Records for the exercise:
........
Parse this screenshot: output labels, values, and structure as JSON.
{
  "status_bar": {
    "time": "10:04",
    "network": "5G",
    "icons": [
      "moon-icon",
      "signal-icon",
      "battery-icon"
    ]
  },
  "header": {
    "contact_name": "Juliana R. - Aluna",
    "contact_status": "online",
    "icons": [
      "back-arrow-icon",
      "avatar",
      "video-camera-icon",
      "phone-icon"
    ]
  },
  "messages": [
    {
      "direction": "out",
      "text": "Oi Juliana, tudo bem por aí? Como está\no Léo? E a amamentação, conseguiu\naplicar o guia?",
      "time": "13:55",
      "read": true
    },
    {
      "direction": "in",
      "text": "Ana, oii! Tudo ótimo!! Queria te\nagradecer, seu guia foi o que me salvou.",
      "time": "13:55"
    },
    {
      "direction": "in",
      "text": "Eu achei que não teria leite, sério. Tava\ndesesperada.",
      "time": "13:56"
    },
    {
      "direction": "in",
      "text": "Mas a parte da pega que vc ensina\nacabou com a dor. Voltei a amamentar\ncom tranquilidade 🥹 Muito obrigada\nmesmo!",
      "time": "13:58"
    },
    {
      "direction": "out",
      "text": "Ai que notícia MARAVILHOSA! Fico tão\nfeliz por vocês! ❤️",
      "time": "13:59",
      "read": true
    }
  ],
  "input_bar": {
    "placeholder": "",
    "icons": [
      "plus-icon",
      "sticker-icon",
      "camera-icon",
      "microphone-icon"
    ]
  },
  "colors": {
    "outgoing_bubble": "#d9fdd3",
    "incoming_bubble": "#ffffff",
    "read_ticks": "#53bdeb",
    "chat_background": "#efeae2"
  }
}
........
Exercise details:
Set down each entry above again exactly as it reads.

Task answer:
Parse this screenshot: output labels, values, and structure as JSON.
{
  "status_bar": {
    "time": "10:04",
    "network": "5G",
    "icons": [
      "moon-icon",
      "signal-icon",
      "battery-icon"
    ]
  },
  "header": {
    "contact_name": "Juliana R. - Aluna",
    "contact_status": "online",
    "icons": [
      "back-arrow-icon",
      "avatar",
      "video-camera-icon",
      "phone-icon"
    ]
  },
  "messages": [
    {
      "direction": "out",
      "text": "Oi Juliana, tudo bem por aí? Como está\no Léo? E a amamentação, conseguiu\naplicar o guia?",
      "time": "13:55",
      "read": true
    },
    {
      "direction": "in",
      "text": "Ana, oii! Tudo ótimo!! Queria te\nagradecer, seu guia foi o que me salvou.",
      "time": "13:55"
    },
    {
      "direction": "in",
      "text": "Eu achei que não teria leite, sério. Tava\ndesesperada.",
      "time": "13:56"
    },
    {
      "direction": "in",
      "text": "Mas a parte da pega que vc ensina\nacabou com a dor. Voltei a amamentar\ncom tranquilidade 🥹 Muito obrigada\nmesmo!",
      "time": "13:58"
    },
    {
      "direction": "out",
      "text": "Ai que notícia MARAVILHOSA! Fico tão\nfeliz por vocês! ❤️",
      "time": "13:59",
      "read": true
    }
  ],
  "input_bar": {
    "placeholder": "",
    "icons": [
      "plus-icon",
      "sticker-icon",
      "camera-icon",
      "microphone-icon"
    ]
  },
  "colors": {
    "outgoing_bubble": "#d9fdd3",
    "incoming_bubble": "#ffffff",
    "read_ticks": "#53bdeb",
    "chat_background": "#efeae2"
  }
}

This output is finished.